Friday, August 17, 2012


by Sheila Connolly

I'm in a cookie state of mind, it seems, so this post is sort of Part Two of last week's.

Why does food evoke such strong memories?  We've probably all heard about Proust and his evocative madeleine (a cookie!  A man after my own heart!), which served as the key to open a flood of childhood images for him. Why wasn't it an egg, or a perfect peach?  Why a combination of sugar and flour and butter?  Possibly because madeleines are made by humans, not nature.

Julia Child (Saint Julia) would have turned 100 this week.  In her book From Julia Child's Kitchen she offers not one but two madeleine recipes. One is labeled Les Madeleines de Commercy, which she identifies as "the Proustian model"—in other words, the classic traditional version.  I've made them once or twice, but they're a wee bit elaborate.

But she also offers a simpler, lighter and more modern version, which is easier to make.

To make a true madeleine, you must have the right pans.  I do, thanks to a trip to France many, many years ago (they're a bit bent because I had to stuff them in my suitcase).  The finished product is shaped like an elongated shell—a reference to medieval French pilgrimages? Or, as Julia suggests, maybe some early cook tried baking them in a bunch of handy scallop shells—which she claimed worked. If you don't have the pans, use any pans with shallow molds (muffin tins will do) and call them Lemon Tea Cakes.


4 large eggs, at room temperature

2/3 cup sugar

2 tsp vanilla extract

Grated rind of one lemon

4 oz. (1 stick) unsalted butter

2/3 cup all-purpose flour

1/3 cup bleached cake flour

A pinch of salt

Preheat the oven to 375 degrees.  Paint the Madeleine molds with melted butter (mop up any that pools in the bottom)

In the bowl of a stand mixer, break the eggs.  On slow speed, gradually add the sugar, then the vanilla and the lemon rind.  Turn the speed to high and beat for five minutes, until the mixture has doubled in volume (it should look like mayonnaise).

Melt the butter and let cool to tepid.  Add 1/3 of the flour to the egg mixture and fold in quickly (by hand).  Then start adding the butter and the remaining flour alternately, folding rapidly, until both are used up.

Spoon the batter into the buttered molds, about 3/4 full. Bake 10-12 minutes, or until golden brown.  Remove from the molds immediately and let the madeleines cool on a wire rack.  They're best eaten fresh (they get a little gooey if they sit).
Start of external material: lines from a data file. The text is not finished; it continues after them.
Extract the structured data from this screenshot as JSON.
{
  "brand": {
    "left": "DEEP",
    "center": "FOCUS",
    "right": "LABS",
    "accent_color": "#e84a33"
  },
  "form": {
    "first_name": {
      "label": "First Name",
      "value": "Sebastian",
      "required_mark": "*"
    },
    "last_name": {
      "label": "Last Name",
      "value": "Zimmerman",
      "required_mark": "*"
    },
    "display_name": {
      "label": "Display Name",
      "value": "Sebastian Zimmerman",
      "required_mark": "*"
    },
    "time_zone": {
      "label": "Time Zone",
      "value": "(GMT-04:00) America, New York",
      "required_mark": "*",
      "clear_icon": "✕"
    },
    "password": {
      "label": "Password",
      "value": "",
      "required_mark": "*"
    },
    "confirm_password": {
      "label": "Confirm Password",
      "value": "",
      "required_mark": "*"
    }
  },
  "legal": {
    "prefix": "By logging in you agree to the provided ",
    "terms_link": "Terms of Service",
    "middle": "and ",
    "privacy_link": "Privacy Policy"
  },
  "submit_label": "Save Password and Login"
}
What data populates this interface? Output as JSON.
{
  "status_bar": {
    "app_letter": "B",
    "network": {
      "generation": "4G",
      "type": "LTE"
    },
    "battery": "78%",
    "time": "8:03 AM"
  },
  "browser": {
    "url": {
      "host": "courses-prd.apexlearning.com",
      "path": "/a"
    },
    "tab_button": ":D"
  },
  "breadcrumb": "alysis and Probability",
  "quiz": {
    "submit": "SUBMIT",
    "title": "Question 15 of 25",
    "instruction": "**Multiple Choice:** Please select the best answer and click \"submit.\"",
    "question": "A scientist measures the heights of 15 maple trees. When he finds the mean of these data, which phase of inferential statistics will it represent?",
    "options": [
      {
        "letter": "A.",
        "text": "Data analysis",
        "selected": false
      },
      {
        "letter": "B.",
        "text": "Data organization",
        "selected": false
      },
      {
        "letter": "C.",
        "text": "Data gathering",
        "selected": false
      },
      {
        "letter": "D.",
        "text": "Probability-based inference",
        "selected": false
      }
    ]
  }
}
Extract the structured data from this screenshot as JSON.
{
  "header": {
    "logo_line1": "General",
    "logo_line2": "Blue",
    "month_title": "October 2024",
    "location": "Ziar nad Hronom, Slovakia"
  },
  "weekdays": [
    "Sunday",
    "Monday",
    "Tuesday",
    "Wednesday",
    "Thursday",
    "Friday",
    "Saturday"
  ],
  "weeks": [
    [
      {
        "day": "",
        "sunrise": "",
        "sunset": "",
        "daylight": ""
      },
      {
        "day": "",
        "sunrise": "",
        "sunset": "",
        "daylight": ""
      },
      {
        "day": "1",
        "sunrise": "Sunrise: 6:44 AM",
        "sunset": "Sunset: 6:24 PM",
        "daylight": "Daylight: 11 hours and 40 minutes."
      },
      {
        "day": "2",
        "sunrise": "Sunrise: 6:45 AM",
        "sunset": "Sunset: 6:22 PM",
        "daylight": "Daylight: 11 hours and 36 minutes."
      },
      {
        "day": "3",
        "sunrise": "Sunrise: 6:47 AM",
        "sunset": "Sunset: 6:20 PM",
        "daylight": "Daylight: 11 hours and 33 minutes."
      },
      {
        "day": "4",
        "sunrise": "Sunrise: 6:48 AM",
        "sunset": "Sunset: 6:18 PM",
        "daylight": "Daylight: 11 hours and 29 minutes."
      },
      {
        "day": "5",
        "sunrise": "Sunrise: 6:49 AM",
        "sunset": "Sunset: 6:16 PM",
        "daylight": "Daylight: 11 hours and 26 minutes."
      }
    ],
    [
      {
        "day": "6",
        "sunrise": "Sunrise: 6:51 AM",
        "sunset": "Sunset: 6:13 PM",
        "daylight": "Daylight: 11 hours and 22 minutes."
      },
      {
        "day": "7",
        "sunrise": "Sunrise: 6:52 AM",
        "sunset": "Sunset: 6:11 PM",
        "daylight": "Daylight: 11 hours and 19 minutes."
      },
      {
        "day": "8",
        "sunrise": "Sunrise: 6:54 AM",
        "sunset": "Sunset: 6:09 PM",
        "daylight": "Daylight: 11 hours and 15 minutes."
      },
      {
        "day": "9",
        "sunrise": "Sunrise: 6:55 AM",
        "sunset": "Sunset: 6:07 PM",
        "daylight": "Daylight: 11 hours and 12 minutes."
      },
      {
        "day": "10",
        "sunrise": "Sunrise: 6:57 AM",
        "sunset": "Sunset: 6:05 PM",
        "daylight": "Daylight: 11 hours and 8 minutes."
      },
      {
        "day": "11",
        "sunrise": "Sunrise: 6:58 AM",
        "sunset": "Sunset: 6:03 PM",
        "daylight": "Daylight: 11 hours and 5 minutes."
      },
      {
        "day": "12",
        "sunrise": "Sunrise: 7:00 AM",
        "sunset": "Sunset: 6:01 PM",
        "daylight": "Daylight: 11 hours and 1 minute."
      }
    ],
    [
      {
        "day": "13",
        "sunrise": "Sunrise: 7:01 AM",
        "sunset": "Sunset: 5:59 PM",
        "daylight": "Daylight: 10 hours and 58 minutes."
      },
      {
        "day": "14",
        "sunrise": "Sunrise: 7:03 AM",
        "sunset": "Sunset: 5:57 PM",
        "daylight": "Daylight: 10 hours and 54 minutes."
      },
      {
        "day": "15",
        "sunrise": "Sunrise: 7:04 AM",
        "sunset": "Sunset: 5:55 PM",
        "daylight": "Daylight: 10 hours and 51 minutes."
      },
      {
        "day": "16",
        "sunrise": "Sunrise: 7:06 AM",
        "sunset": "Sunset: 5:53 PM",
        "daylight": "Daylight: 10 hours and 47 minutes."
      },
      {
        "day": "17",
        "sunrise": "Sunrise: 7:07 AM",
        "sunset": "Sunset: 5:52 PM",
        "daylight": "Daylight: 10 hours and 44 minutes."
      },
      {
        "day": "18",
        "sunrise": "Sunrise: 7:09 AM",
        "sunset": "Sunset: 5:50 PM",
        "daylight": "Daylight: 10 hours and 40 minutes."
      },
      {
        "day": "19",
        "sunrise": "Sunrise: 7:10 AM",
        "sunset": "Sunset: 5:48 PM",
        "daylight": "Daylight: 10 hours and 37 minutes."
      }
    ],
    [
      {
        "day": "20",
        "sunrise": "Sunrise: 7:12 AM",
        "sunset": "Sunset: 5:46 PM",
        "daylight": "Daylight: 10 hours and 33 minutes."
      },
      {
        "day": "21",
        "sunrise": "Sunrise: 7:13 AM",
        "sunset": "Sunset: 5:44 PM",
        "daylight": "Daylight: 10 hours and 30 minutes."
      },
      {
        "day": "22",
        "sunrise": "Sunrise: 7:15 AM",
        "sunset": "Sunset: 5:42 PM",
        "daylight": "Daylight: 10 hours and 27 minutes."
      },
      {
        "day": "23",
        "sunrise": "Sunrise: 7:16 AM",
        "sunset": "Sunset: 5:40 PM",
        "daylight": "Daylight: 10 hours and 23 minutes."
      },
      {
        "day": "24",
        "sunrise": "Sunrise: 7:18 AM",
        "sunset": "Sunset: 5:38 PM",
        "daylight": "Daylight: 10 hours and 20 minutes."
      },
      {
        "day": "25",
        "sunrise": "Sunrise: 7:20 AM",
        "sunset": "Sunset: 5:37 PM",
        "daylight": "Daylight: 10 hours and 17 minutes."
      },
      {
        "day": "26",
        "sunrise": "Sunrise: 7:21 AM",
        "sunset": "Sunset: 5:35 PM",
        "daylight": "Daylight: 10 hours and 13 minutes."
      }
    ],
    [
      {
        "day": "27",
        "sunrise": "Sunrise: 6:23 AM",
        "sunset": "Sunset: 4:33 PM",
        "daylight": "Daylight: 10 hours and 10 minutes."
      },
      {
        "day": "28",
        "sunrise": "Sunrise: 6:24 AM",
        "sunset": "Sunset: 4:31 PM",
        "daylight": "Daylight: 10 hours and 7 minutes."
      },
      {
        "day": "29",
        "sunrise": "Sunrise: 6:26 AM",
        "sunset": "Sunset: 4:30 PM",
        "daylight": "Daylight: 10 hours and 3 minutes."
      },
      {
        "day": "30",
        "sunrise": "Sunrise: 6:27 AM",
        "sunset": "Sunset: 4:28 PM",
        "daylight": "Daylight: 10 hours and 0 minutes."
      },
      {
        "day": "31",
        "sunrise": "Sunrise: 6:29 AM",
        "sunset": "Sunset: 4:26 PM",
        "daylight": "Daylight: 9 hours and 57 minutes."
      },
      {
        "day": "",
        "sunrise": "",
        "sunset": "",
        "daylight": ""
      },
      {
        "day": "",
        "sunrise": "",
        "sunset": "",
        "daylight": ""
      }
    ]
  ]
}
If you want to emulate Proust, dip your madeleine first into a tisane de tilleul, which, if memory serves, in tea brewed from linden leaves.

Bon appétit!


  1. I'm quite convinced that I *must* now take a trip to France to buy madeleine forms as I'm certain that's the only place where one can buy proper ones. Right? ; )

    They sound so delicious! But why am I thinking about dipping them in chocolate instead of tea?

  2. Absolutely, Krista! One must have the correct tools.

    I was delighted to watch a 1963 episode of Julia Child's last night and find her using metal bowls--identical to the ones I bought at a neighbor's yard sale. We must be on the same wavelength. And she was the one who taught me that the right knife is essential.